### What to produce
Determine how many lines of the entries include the word "JSON", and report that number with no further text.

START Supplied entries

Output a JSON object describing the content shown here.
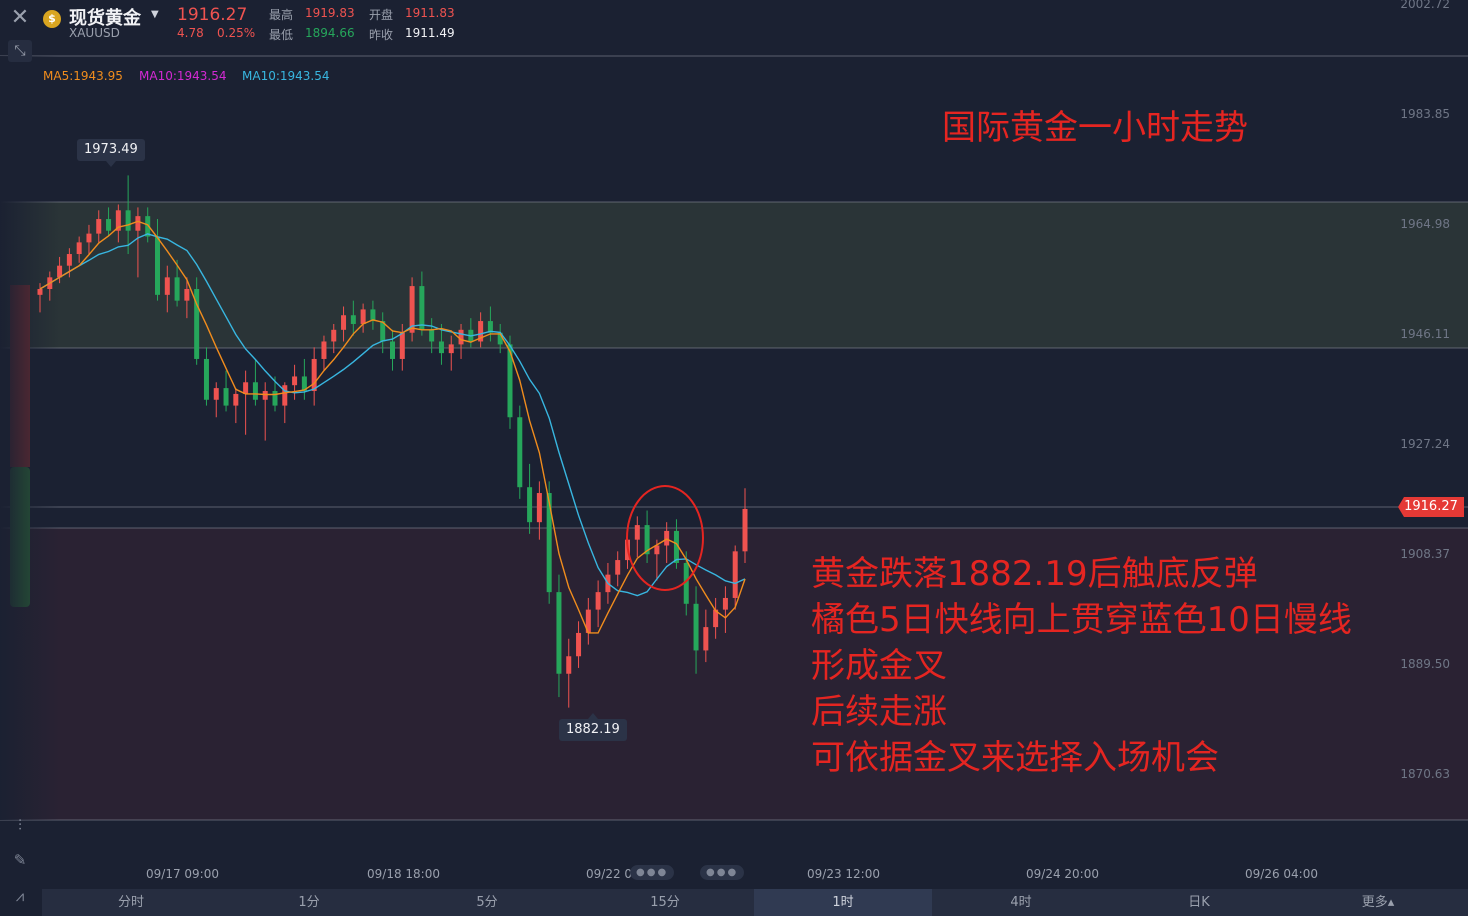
{
  "header": {
    "symbol_name": "现货黄金",
    "symbol_code": "XAUUSD",
    "coin_glyph": "$",
    "price": "1916.27",
    "change": "4.78",
    "change_pct": "0.25%",
    "high_label": "最高",
    "high": "1919.83",
    "low_label": "最低",
    "low": "1894.66",
    "open_label": "开盘",
    "open": "1911.83",
    "prev_close_label": "昨收",
    "prev_close": "1911.49"
  },
  "ma_legend": [
    {
      "text": "MA5:1943.95",
      "color": "#f08c1d"
    },
    {
      "text": "MA10:1943.54",
      "color": "#d329d3"
    },
    {
      "text": "MA10:1943.54",
      "color": "#38b6e0"
    }
  ],
  "annotations": {
    "title": "国际黄金一小时走势",
    "lines": [
      "黄金跌落1882.19后触底反弹",
      "橘色5日快线向上贯穿蓝色10日慢线",
      "形成金叉",
      "后续走涨",
      "可依据金叉来选择入场机会"
    ]
  },
  "current_price_tag": "1916.27",
  "tabs": [
    {
      "label": "分时",
      "active": false
    },
    {
      "label": "1分",
      "active": false
    },
    {
      "label": "5分",
      "active": false
    },
    {
      "label": "15分",
      "active": false
    },
    {
      "label": "1时",
      "active": true
    },
    {
      "label": "4时",
      "active": false
    },
    {
      "label": "日K",
      "active": false
    },
    {
      "label": "更多▴",
      "active": false
    }
  ],
  "icons": {
    "close": "close-icon",
    "expand": "expand-icon",
    "indicator": "indicator-icon",
    "draw": "pencil-icon",
    "compare": "chart-line-icon"
  },
  "chart_data": {
    "type": "candlestick",
    "title": "",
    "y_ticks": [
      "2002.72",
      "1983.85",
      "1964.98",
      "1946.11",
      "1927.24",
      "1908.37",
      "1889.50",
      "1870.63"
    ],
    "x_ticks": [
      "09/17 09:00",
      "09/18 18:00",
      "09/22 00:00",
      "09/23 12:00",
      "09/24 20:00",
      "09/26 04:00"
    ],
    "ylim": [
      1862.0,
      2002.72
    ],
    "max_label": "1973.49",
    "min_label": "1882.19",
    "ma_colors": {
      "ma5": "#f08c1d",
      "ma10": "#38b6e0"
    },
    "candles": [
      [
        1953.0,
        1955.0,
        1950.0,
        1954.0
      ],
      [
        1954.0,
        1957.0,
        1952.0,
        1956.0
      ],
      [
        1956.0,
        1959.5,
        1955.0,
        1958.0
      ],
      [
        1958.0,
        1961.0,
        1956.0,
        1960.0
      ],
      [
        1960.0,
        1963.0,
        1958.5,
        1962.0
      ],
      [
        1962.0,
        1965.0,
        1960.0,
        1963.5
      ],
      [
        1963.5,
        1967.5,
        1962.0,
        1966.0
      ],
      [
        1966.0,
        1968.0,
        1963.0,
        1964.0
      ],
      [
        1964.0,
        1968.5,
        1962.0,
        1967.5
      ],
      [
        1967.5,
        1973.49,
        1960.0,
        1964.0
      ],
      [
        1964.0,
        1968.0,
        1956.0,
        1966.5
      ],
      [
        1966.5,
        1968.0,
        1962.0,
        1963.0
      ],
      [
        1963.0,
        1966.0,
        1952.0,
        1953.0
      ],
      [
        1953.0,
        1958.0,
        1950.0,
        1956.0
      ],
      [
        1956.0,
        1959.0,
        1951.0,
        1952.0
      ],
      [
        1952.0,
        1956.0,
        1949.0,
        1954.0
      ],
      [
        1954.0,
        1956.0,
        1941.0,
        1942.0
      ],
      [
        1942.0,
        1944.0,
        1934.0,
        1935.0
      ],
      [
        1935.0,
        1938.0,
        1932.0,
        1937.0
      ],
      [
        1937.0,
        1940.0,
        1933.0,
        1934.0
      ],
      [
        1934.0,
        1937.0,
        1931.0,
        1936.0
      ],
      [
        1936.0,
        1940.0,
        1929.0,
        1938.0
      ],
      [
        1938.0,
        1942.0,
        1934.0,
        1935.0
      ],
      [
        1935.0,
        1938.0,
        1928.0,
        1936.5
      ],
      [
        1936.5,
        1939.0,
        1933.0,
        1934.0
      ],
      [
        1934.0,
        1938.0,
        1931.0,
        1937.5
      ],
      [
        1937.5,
        1941.0,
        1935.0,
        1939.0
      ],
      [
        1939.0,
        1942.0,
        1935.0,
        1936.5
      ],
      [
        1936.5,
        1944.0,
        1934.0,
        1942.0
      ],
      [
        1942.0,
        1946.0,
        1940.0,
        1945.0
      ],
      [
        1945.0,
        1948.0,
        1943.0,
        1947.0
      ],
      [
        1947.0,
        1951.0,
        1945.0,
        1949.5
      ],
      [
        1949.5,
        1952.0,
        1946.0,
        1948.0
      ],
      [
        1948.0,
        1951.5,
        1946.5,
        1950.5
      ],
      [
        1950.5,
        1952.0,
        1947.0,
        1948.5
      ],
      [
        1948.5,
        1950.0,
        1943.0,
        1945.0
      ],
      [
        1945.0,
        1947.0,
        1940.0,
        1942.0
      ],
      [
        1942.0,
        1948.0,
        1940.0,
        1946.5
      ],
      [
        1946.5,
        1956.0,
        1945.0,
        1954.5
      ],
      [
        1954.5,
        1957.0,
        1946.0,
        1947.0
      ],
      [
        1947.0,
        1949.0,
        1943.0,
        1945.0
      ],
      [
        1945.0,
        1948.0,
        1941.0,
        1943.0
      ],
      [
        1943.0,
        1946.0,
        1940.0,
        1944.5
      ],
      [
        1944.5,
        1948.0,
        1942.0,
        1947.0
      ],
      [
        1947.0,
        1949.0,
        1944.0,
        1945.0
      ],
      [
        1945.0,
        1950.0,
        1944.0,
        1948.5
      ],
      [
        1948.5,
        1951.0,
        1945.0,
        1946.5
      ],
      [
        1946.5,
        1948.0,
        1943.0,
        1944.5
      ],
      [
        1944.5,
        1946.0,
        1930.0,
        1932.0
      ],
      [
        1932.0,
        1934.0,
        1918.0,
        1920.0
      ],
      [
        1920.0,
        1924.0,
        1912.0,
        1914.0
      ],
      [
        1914.0,
        1921.0,
        1911.0,
        1919.0
      ],
      [
        1919.0,
        1921.0,
        1900.0,
        1902.0
      ],
      [
        1902.0,
        1905.0,
        1884.0,
        1888.0
      ],
      [
        1888.0,
        1894.0,
        1882.19,
        1891.0
      ],
      [
        1891.0,
        1897.0,
        1889.0,
        1895.0
      ],
      [
        1895.0,
        1901.0,
        1893.0,
        1899.0
      ],
      [
        1899.0,
        1904.0,
        1896.0,
        1902.0
      ],
      [
        1902.0,
        1907.0,
        1900.0,
        1905.0
      ],
      [
        1905.0,
        1909.0,
        1903.0,
        1907.5
      ],
      [
        1907.5,
        1913.0,
        1906.0,
        1911.0
      ],
      [
        1911.0,
        1915.0,
        1908.0,
        1913.5
      ],
      [
        1913.5,
        1916.0,
        1907.0,
        1908.5
      ],
      [
        1908.5,
        1911.0,
        1904.0,
        1910.0
      ],
      [
        1910.0,
        1914.0,
        1907.0,
        1912.5
      ],
      [
        1912.5,
        1914.5,
        1906.0,
        1907.0
      ],
      [
        1907.0,
        1909.0,
        1898.0,
        1900.0
      ],
      [
        1900.0,
        1903.0,
        1888.0,
        1892.0
      ],
      [
        1892.0,
        1899.0,
        1890.0,
        1896.0
      ],
      [
        1896.0,
        1901.0,
        1894.0,
        1899.0
      ],
      [
        1899.0,
        1903.0,
        1895.0,
        1901.0
      ],
      [
        1901.0,
        1910.0,
        1899.0,
        1909.0
      ],
      [
        1909.0,
        1919.83,
        1907.0,
        1916.27
      ]
    ]
  }
}
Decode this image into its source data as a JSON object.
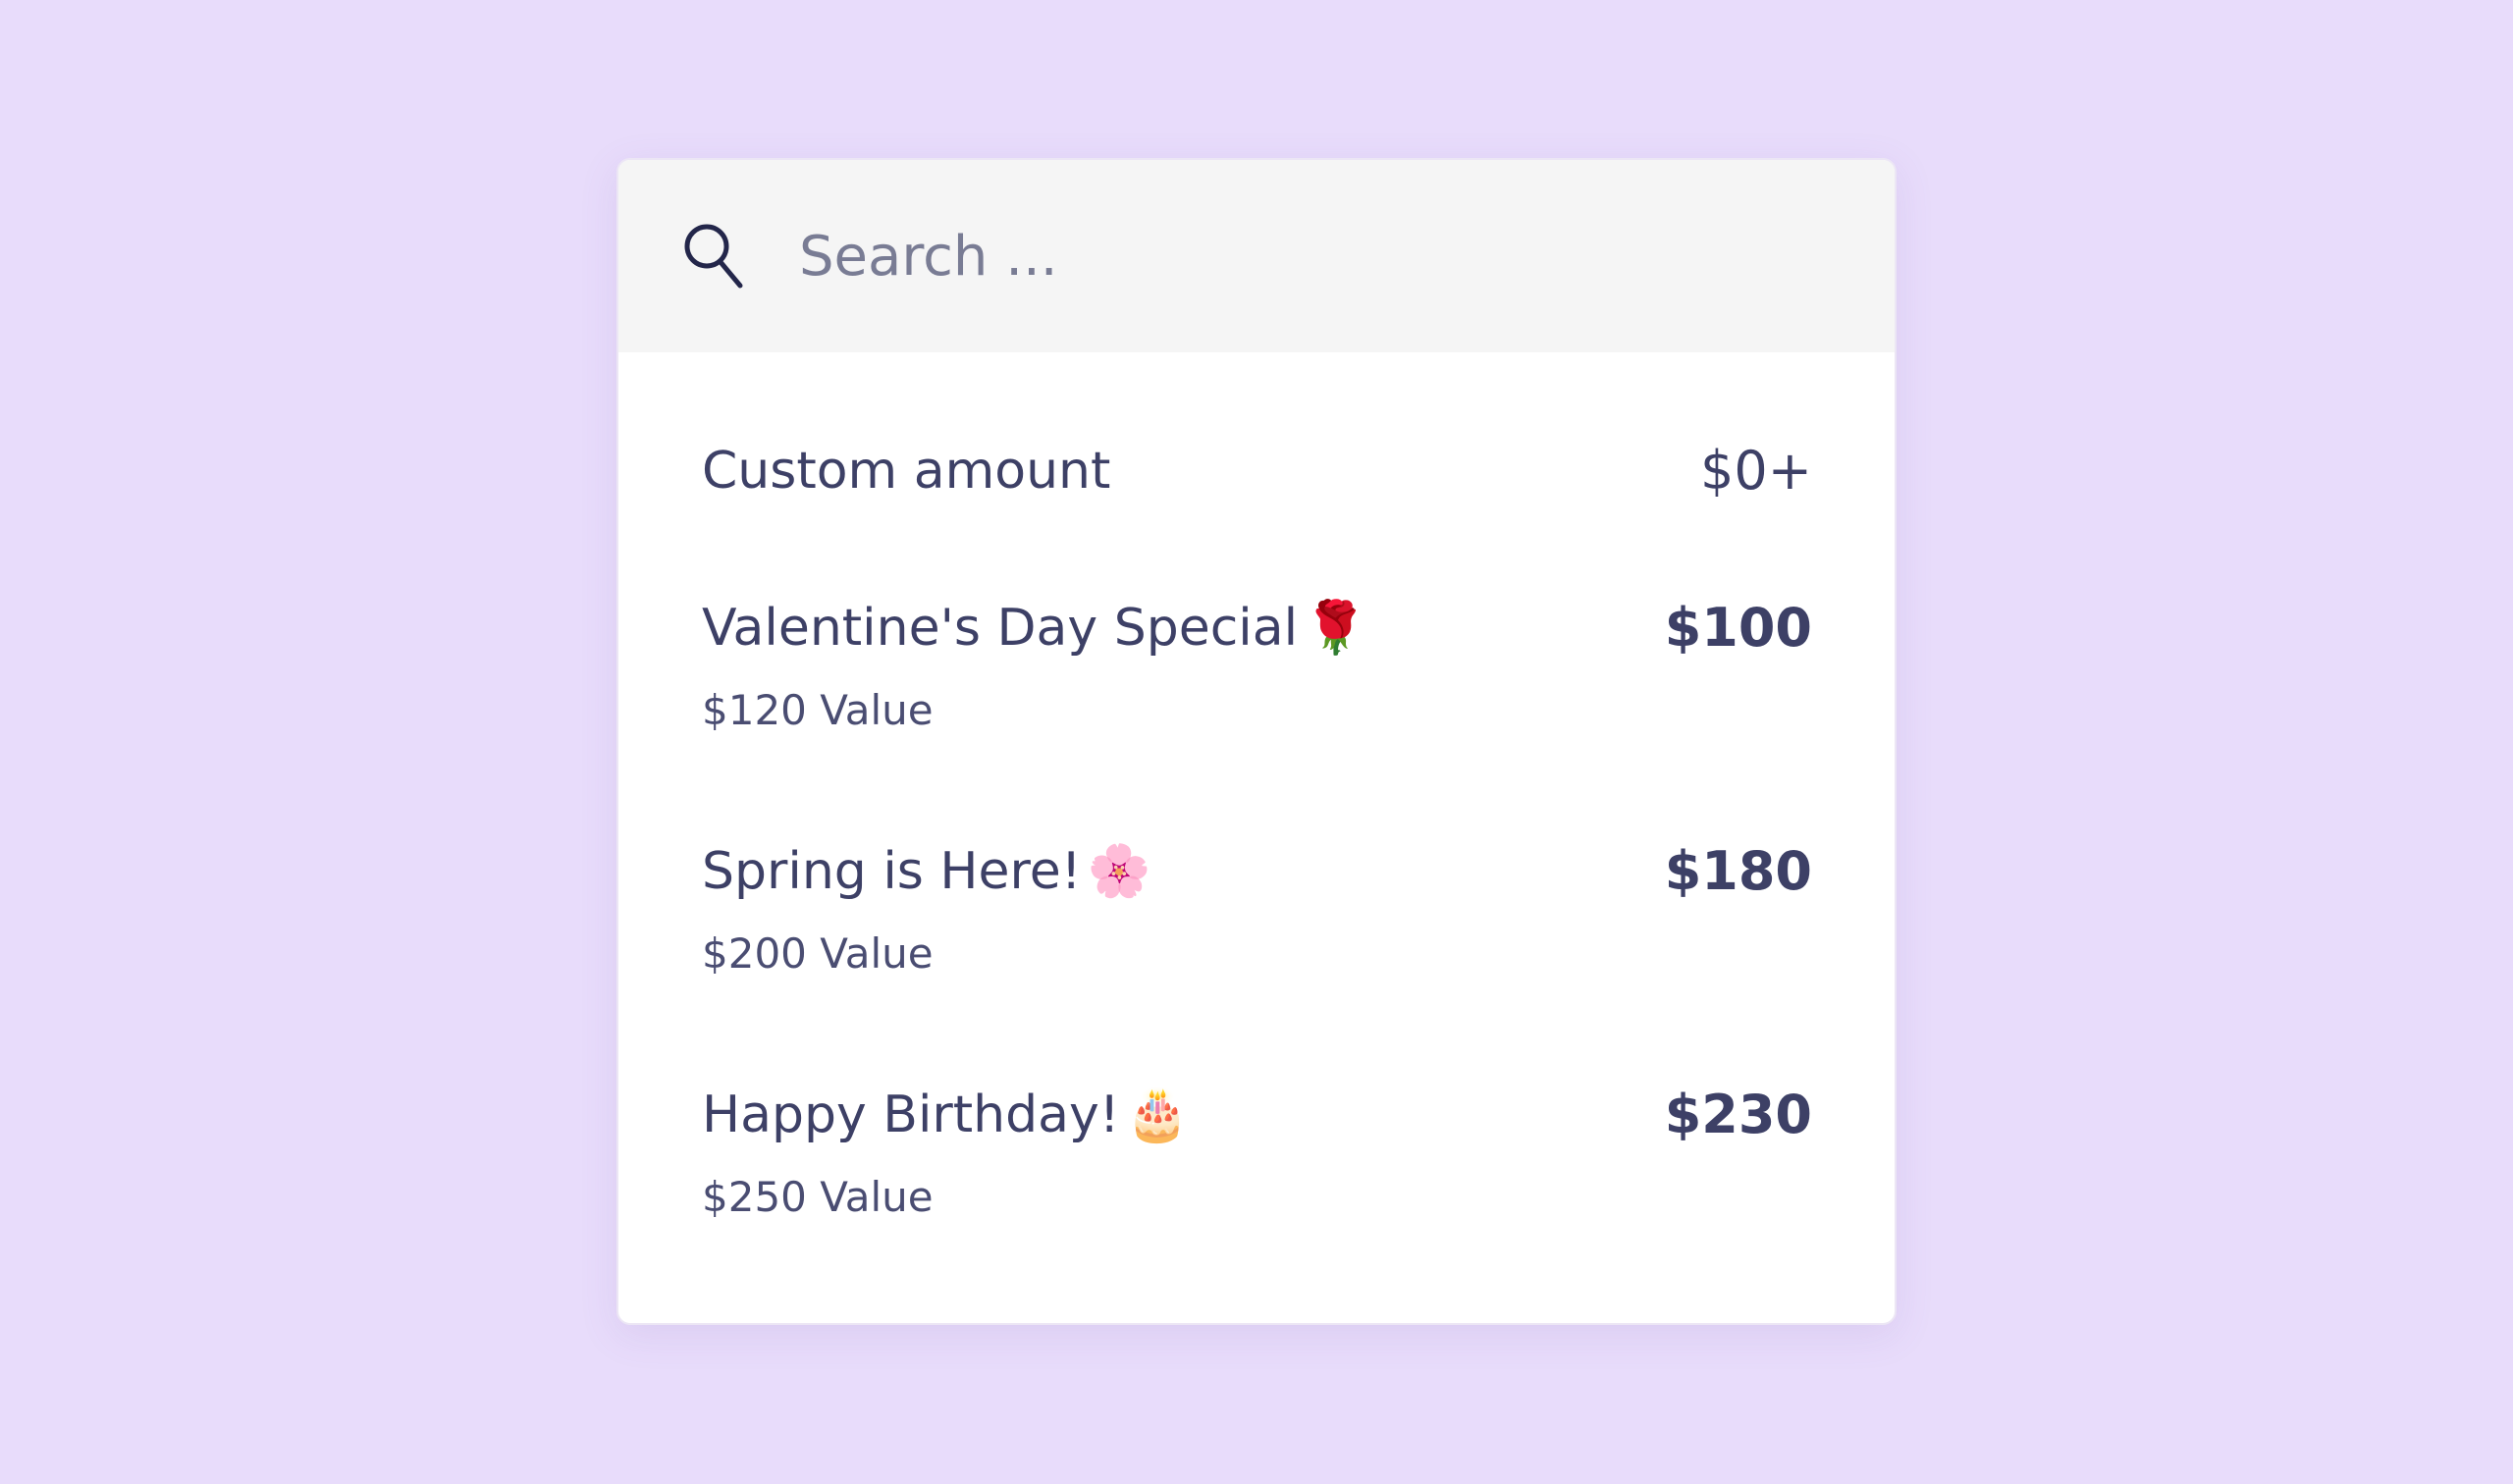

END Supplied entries

### Response box
2